Items from a data source
※
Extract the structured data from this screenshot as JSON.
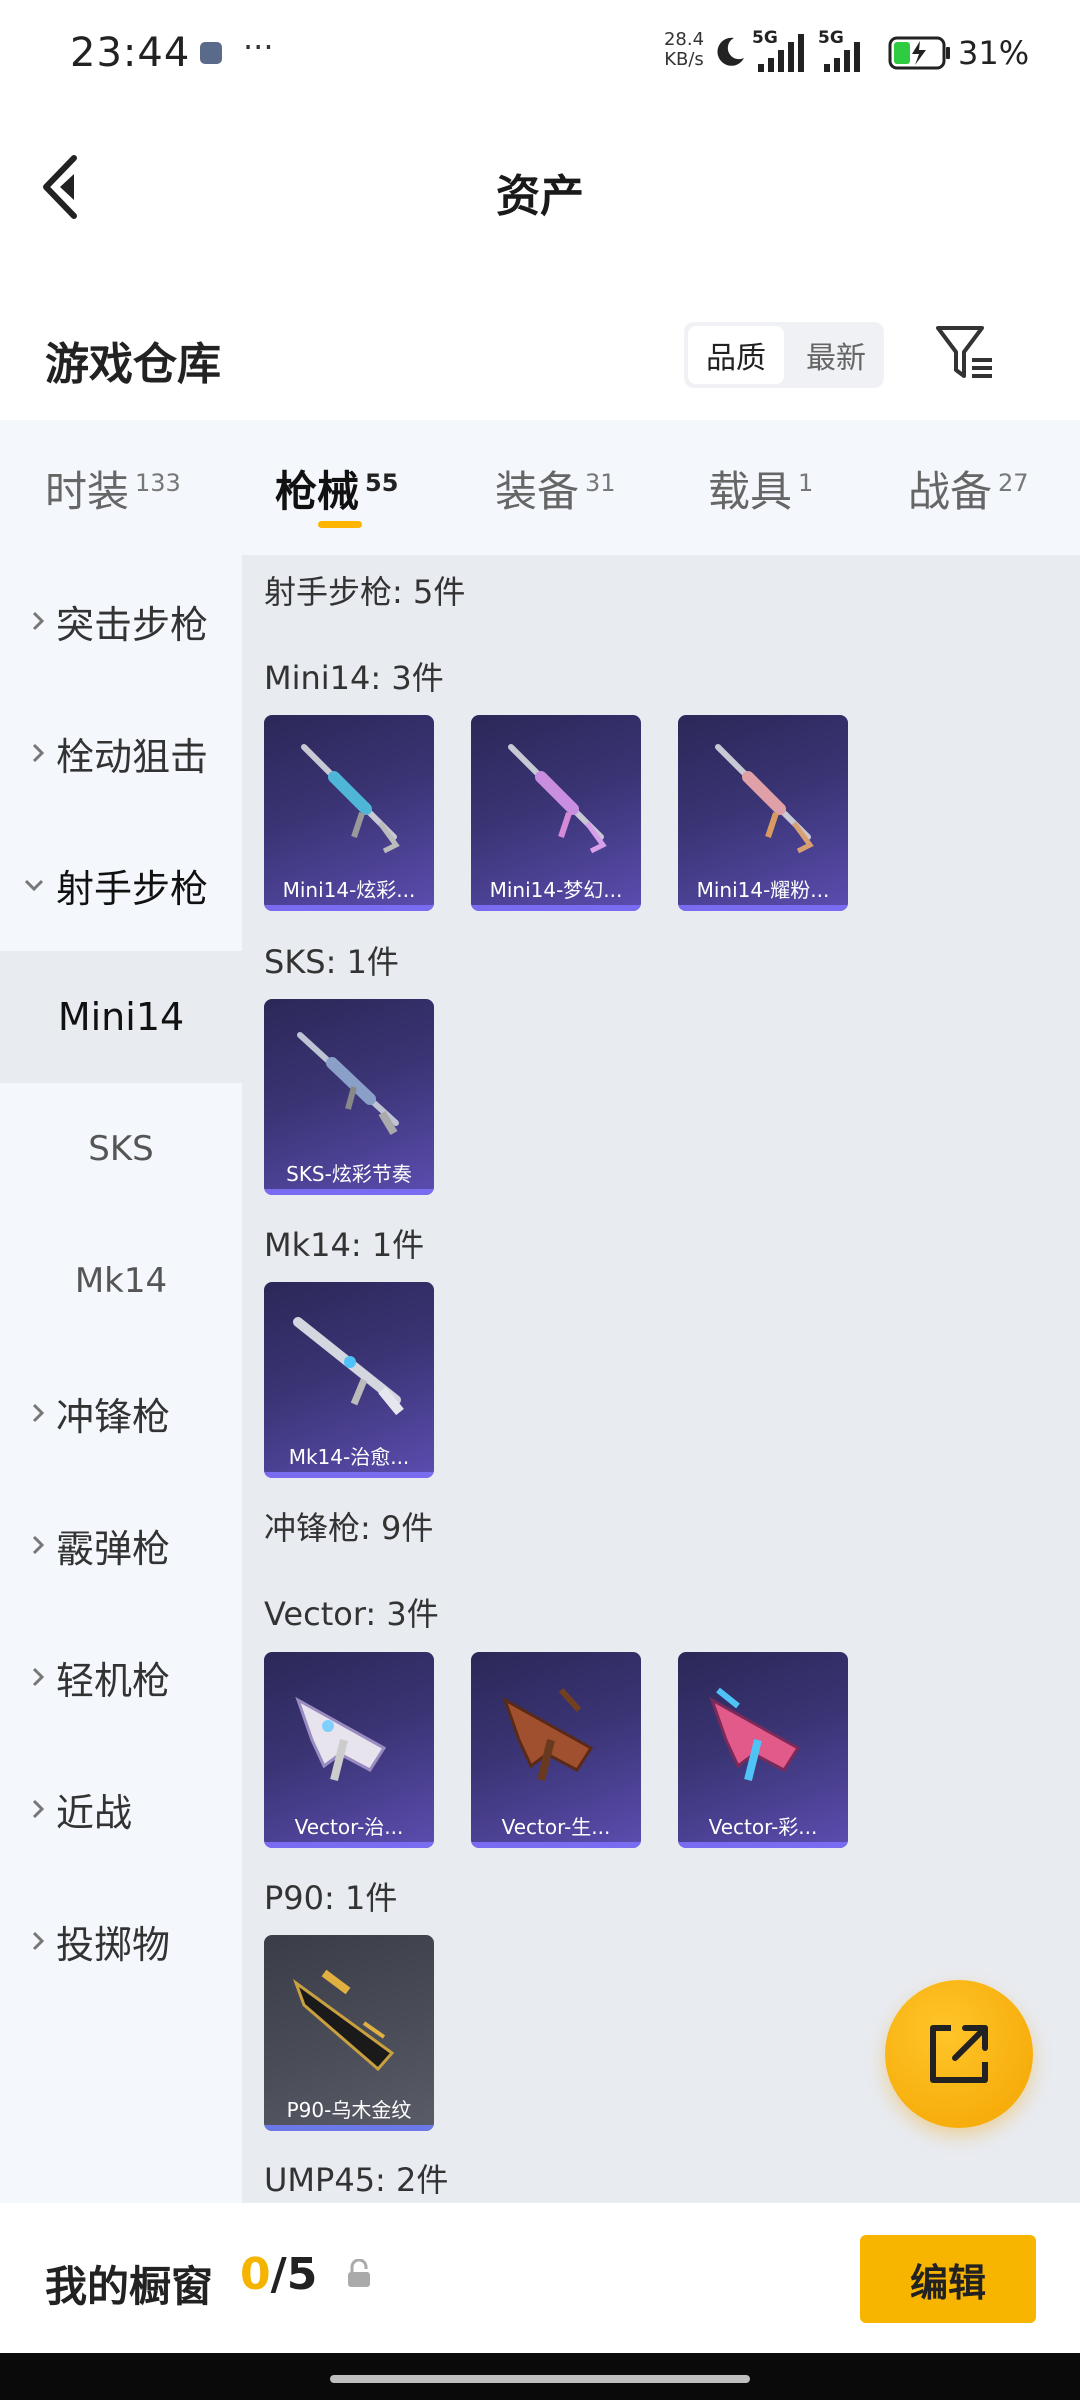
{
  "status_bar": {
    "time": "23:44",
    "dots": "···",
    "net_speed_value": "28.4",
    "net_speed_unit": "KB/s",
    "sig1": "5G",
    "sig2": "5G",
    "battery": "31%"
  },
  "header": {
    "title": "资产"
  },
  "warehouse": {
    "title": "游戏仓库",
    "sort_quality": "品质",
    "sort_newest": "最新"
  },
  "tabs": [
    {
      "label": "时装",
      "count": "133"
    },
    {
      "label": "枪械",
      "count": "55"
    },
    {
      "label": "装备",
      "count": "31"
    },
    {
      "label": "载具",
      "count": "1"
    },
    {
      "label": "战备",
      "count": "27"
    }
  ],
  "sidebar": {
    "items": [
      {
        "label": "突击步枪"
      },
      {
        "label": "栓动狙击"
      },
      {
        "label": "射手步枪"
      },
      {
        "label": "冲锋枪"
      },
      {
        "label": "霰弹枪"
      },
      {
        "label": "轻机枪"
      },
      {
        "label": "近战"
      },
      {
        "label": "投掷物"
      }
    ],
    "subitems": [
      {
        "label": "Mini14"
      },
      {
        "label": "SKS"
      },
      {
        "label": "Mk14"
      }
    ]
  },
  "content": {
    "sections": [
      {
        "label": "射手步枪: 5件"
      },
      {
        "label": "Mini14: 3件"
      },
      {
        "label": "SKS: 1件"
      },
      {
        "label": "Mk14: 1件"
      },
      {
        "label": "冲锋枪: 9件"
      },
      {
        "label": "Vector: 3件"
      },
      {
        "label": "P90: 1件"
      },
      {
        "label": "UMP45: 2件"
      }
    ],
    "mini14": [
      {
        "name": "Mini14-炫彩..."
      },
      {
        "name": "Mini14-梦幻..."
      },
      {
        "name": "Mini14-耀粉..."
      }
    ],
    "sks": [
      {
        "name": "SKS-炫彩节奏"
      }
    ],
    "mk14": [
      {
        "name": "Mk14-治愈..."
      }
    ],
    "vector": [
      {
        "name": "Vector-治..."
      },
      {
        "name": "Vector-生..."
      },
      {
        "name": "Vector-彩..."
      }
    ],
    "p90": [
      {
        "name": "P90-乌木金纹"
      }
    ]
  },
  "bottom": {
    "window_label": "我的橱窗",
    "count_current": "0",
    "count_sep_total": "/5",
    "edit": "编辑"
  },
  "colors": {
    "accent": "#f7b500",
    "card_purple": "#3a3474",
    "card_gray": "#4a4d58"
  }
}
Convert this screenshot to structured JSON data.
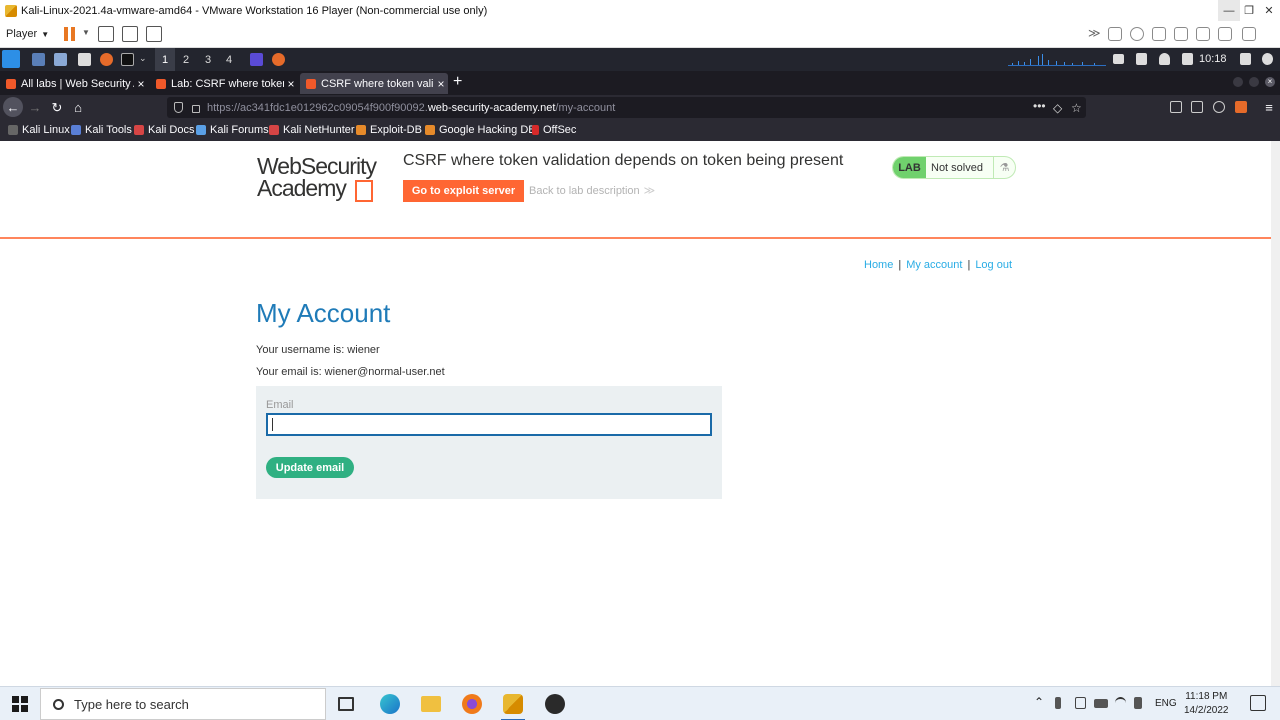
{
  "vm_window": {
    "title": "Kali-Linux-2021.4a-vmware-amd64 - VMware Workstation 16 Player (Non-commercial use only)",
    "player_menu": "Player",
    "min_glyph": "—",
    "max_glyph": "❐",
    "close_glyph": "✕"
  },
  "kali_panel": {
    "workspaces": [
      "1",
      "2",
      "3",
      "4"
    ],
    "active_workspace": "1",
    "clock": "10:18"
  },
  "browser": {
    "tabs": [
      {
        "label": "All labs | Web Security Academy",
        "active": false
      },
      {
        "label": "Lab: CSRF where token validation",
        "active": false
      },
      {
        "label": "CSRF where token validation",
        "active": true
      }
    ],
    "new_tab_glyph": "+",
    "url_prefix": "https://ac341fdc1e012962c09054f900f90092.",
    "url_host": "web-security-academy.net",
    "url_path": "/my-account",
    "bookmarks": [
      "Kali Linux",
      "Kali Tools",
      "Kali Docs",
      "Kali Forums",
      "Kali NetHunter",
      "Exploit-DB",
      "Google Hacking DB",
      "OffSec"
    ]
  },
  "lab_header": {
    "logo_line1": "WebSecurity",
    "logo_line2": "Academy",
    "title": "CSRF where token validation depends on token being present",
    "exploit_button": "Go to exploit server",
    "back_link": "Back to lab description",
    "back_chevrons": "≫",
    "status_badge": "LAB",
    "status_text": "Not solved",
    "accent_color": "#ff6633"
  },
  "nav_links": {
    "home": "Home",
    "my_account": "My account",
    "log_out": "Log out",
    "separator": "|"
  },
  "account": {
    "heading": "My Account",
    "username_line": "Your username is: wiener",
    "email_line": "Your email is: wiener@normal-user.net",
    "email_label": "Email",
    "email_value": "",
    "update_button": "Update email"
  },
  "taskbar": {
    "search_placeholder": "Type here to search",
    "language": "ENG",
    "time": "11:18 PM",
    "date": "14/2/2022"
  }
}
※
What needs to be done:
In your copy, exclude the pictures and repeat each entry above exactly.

Your response:
Extract the structured data from this screenshot as JSON.
{
  "status_bar": {
    "time": "23:44",
    "dots": "···",
    "net_speed_value": "28.4",
    "net_speed_unit": "KB/s",
    "sig1": "5G",
    "sig2": "5G",
    "battery": "31%"
  },
  "header": {
    "title": "资产"
  },
  "warehouse": {
    "title": "游戏仓库",
    "sort_quality": "品质",
    "sort_newest": "最新"
  },
  "tabs": [
    {
      "label": "时装",
      "count": "133"
    },
    {
      "label": "枪械",
      "count": "55"
    },
    {
      "label": "装备",
      "count": "31"
    },
    {
      "label": "载具",
      "count": "1"
    },
    {
      "label": "战备",
      "count": "27"
    }
  ],
  "sidebar": {
    "items": [
      {
        "label": "突击步枪"
      },
      {
        "label": "栓动狙击"
      },
      {
        "label": "射手步枪"
      },
      {
        "label": "冲锋枪"
      },
      {
        "label": "霰弹枪"
      },
      {
        "label": "轻机枪"
      },
      {
        "label": "近战"
      },
      {
        "label": "投掷物"
      }
    ],
    "subitems": [
      {
        "label": "Mini14"
      },
      {
        "label": "SKS"
      },
      {
        "label": "Mk14"
      }
    ]
  },
  "content": {
    "sections": [
      {
        "label": "射手步枪: 5件"
      },
      {
        "label": "Mini14: 3件"
      },
      {
        "label": "SKS: 1件"
      },
      {
        "label": "Mk14: 1件"
      },
      {
        "label": "冲锋枪: 9件"
      },
      {
        "label": "Vector: 3件"
      },
      {
        "label": "P90: 1件"
      },
      {
        "label": "UMP45: 2件"
      }
    ],
    "mini14": [
      {
        "name": "Mini14-炫彩..."
      },
      {
        "name": "Mini14-梦幻..."
      },
      {
        "name": "Mini14-耀粉..."
      }
    ],
    "sks": [
      {
        "name": "SKS-炫彩节奏"
      }
    ],
    "mk14": [
      {
        "name": "Mk14-治愈..."
      }
    ],
    "vector": [
      {
        "name": "Vector-治..."
      },
      {
        "name": "Vector-生..."
      },
      {
        "name": "Vector-彩..."
      }
    ],
    "p90": [
      {
        "name": "P90-乌木金纹"
      }
    ]
  },
  "bottom": {
    "window_label": "我的橱窗",
    "count_current": "0",
    "count_sep_total": "/5",
    "edit": "编辑"
  },
  "colors": {
    "accent": "#f7b500",
    "card_purple": "#3a3474",
    "card_gray": "#4a4d58"
  }
}
Convert this screenshot to structured JSON data.
{
  "vm_window": {
    "title": "Kali-Linux-2021.4a-vmware-amd64 - VMware Workstation 16 Player (Non-commercial use only)",
    "player_menu": "Player",
    "min_glyph": "—",
    "max_glyph": "❐",
    "close_glyph": "✕"
  },
  "kali_panel": {
    "workspaces": [
      "1",
      "2",
      "3",
      "4"
    ],
    "active_workspace": "1",
    "clock": "10:18"
  },
  "browser": {
    "tabs": [
      {
        "label": "All labs | Web Security Academy",
        "active": false
      },
      {
        "label": "Lab: CSRF where token validation",
        "active": false
      },
      {
        "label": "CSRF where token validation",
        "active": true
      }
    ],
    "new_tab_glyph": "+",
    "url_prefix": "https://ac341fdc1e012962c09054f900f90092.",
    "url_host": "web-security-academy.net",
    "url_path": "/my-account",
    "bookmarks": [
      "Kali Linux",
      "Kali Tools",
      "Kali Docs",
      "Kali Forums",
      "Kali NetHunter",
      "Exploit-DB",
      "Google Hacking DB",
      "OffSec"
    ]
  },
  "lab_header": {
    "logo_line1": "WebSecurity",
    "logo_line2": "Academy",
    "title": "CSRF where token validation depends on token being present",
    "exploit_button": "Go to exploit server",
    "back_link": "Back to lab description",
    "back_chevrons": "≫",
    "status_badge": "LAB",
    "status_text": "Not solved",
    "accent_color": "#ff6633"
  },
  "nav_links": {
    "home": "Home",
    "my_account": "My account",
    "log_out": "Log out",
    "separator": "|"
  },
  "account": {
    "heading": "My Account",
    "username_line": "Your username is: wiener",
    "email_line": "Your email is: wiener@normal-user.net",
    "email_label": "Email",
    "email_value": "",
    "update_button": "Update email"
  },
  "taskbar": {
    "search_placeholder": "Type here to search",
    "language": "ENG",
    "time": "11:18 PM",
    "date": "14/2/2022"
  }
}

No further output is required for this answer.